=== Section Start ===

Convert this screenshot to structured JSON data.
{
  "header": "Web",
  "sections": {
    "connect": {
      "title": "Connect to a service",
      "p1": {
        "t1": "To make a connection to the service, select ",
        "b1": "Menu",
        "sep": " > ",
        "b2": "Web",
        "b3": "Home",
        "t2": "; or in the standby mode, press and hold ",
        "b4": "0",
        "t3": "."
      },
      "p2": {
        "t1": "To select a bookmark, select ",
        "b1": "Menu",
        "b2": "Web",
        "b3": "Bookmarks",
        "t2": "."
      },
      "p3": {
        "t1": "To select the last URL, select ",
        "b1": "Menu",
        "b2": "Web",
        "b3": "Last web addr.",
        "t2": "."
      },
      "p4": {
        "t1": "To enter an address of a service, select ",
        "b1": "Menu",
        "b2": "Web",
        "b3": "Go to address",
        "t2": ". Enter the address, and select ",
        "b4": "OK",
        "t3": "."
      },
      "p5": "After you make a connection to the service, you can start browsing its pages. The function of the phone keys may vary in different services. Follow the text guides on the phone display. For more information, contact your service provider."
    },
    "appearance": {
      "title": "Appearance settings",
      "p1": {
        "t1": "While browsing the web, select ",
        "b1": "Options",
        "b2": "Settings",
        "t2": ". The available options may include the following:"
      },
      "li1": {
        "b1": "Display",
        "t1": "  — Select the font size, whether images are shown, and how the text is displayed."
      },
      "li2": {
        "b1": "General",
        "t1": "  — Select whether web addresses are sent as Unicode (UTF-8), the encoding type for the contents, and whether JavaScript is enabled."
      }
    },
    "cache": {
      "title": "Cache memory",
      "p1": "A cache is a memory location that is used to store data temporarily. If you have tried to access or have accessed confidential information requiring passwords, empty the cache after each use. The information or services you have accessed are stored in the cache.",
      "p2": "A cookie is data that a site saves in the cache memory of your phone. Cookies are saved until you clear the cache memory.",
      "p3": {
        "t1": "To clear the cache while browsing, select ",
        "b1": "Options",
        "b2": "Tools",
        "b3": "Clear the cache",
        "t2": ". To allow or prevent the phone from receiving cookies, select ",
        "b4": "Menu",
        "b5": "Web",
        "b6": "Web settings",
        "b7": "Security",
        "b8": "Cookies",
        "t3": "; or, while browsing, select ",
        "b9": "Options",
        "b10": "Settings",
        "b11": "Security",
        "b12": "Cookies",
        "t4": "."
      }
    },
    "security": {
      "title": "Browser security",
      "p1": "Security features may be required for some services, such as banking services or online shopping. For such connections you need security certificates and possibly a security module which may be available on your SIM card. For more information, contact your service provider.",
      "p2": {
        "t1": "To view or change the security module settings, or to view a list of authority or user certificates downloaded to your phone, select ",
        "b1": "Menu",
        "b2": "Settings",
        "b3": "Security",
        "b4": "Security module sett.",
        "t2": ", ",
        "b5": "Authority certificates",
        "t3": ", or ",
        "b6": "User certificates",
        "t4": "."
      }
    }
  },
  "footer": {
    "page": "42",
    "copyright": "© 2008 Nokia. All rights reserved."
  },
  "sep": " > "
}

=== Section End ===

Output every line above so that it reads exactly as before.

[RESULT FOR THIS EXERCISE]
Convert this screenshot to structured JSON data.
{
  "header": "Web",
  "sections": {
    "connect": {
      "title": "Connect to a service",
      "p1": {
        "t1": "To make a connection to the service, select ",
        "b1": "Menu",
        "sep": " > ",
        "b2": "Web",
        "b3": "Home",
        "t2": "; or in the standby mode, press and hold ",
        "b4": "0",
        "t3": "."
      },
      "p2": {
        "t1": "To select a bookmark, select ",
        "b1": "Menu",
        "b2": "Web",
        "b3": "Bookmarks",
        "t2": "."
      },
      "p3": {
        "t1": "To select the last URL, select ",
        "b1": "Menu",
        "b2": "Web",
        "b3": "Last web addr.",
        "t2": "."
      },
      "p4": {
        "t1": "To enter an address of a service, select ",
        "b1": "Menu",
        "b2": "Web",
        "b3": "Go to address",
        "t2": ". Enter the address, and select ",
        "b4": "OK",
        "t3": "."
      },
      "p5": "After you make a connection to the service, you can start browsing its pages. The function of the phone keys may vary in different services. Follow the text guides on the phone display. For more information, contact your service provider."
    },
    "appearance": {
      "title": "Appearance settings",
      "p1": {
        "t1": "While browsing the web, select ",
        "b1": "Options",
        "b2": "Settings",
        "t2": ". The available options may include the following:"
      },
      "li1": {
        "b1": "Display",
        "t1": "  — Select the font size, whether images are shown, and how the text is displayed."
      },
      "li2": {
        "b1": "General",
        "t1": "  — Select whether web addresses are sent as Unicode (UTF-8), the encoding type for the contents, and whether JavaScript is enabled."
      }
    },
    "cache": {
      "title": "Cache memory",
      "p1": "A cache is a memory location that is used to store data temporarily. If you have tried to access or have accessed confidential information requiring passwords, empty the cache after each use. The information or services you have accessed are stored in the cache.",
      "p2": "A cookie is data that a site saves in the cache memory of your phone. Cookies are saved until you clear the cache memory.",
      "p3": {
        "t1": "To clear the cache while browsing, select ",
        "b1": "Options",
        "b2": "Tools",
        "b3": "Clear the cache",
        "t2": ". To allow or prevent the phone from receiving cookies, select ",
        "b4": "Menu",
        "b5": "Web",
        "b6": "Web settings",
        "b7": "Security",
        "b8": "Cookies",
        "t3": "; or, while browsing, select ",
        "b9": "Options",
        "b10": "Settings",
        "b11": "Security",
        "b12": "Cookies",
        "t4": "."
      }
    },
    "security": {
      "title": "Browser security",
      "p1": "Security features may be required for some services, such as banking services or online shopping. For such connections you need security certificates and possibly a security module which may be available on your SIM card. For more information, contact your service provider.",
      "p2": {
        "t1": "To view or change the security module settings, or to view a list of authority or user certificates downloaded to your phone, select ",
        "b1": "Menu",
        "b2": "Settings",
        "b3": "Security",
        "b4": "Security module sett.",
        "t2": ", ",
        "b5": "Authority certificates",
        "t3": ", or ",
        "b6": "User certificates",
        "t4": "."
      }
    }
  },
  "footer": {
    "page": "42",
    "copyright": "© 2008 Nokia. All rights reserved."
  },
  "sep": " > "
}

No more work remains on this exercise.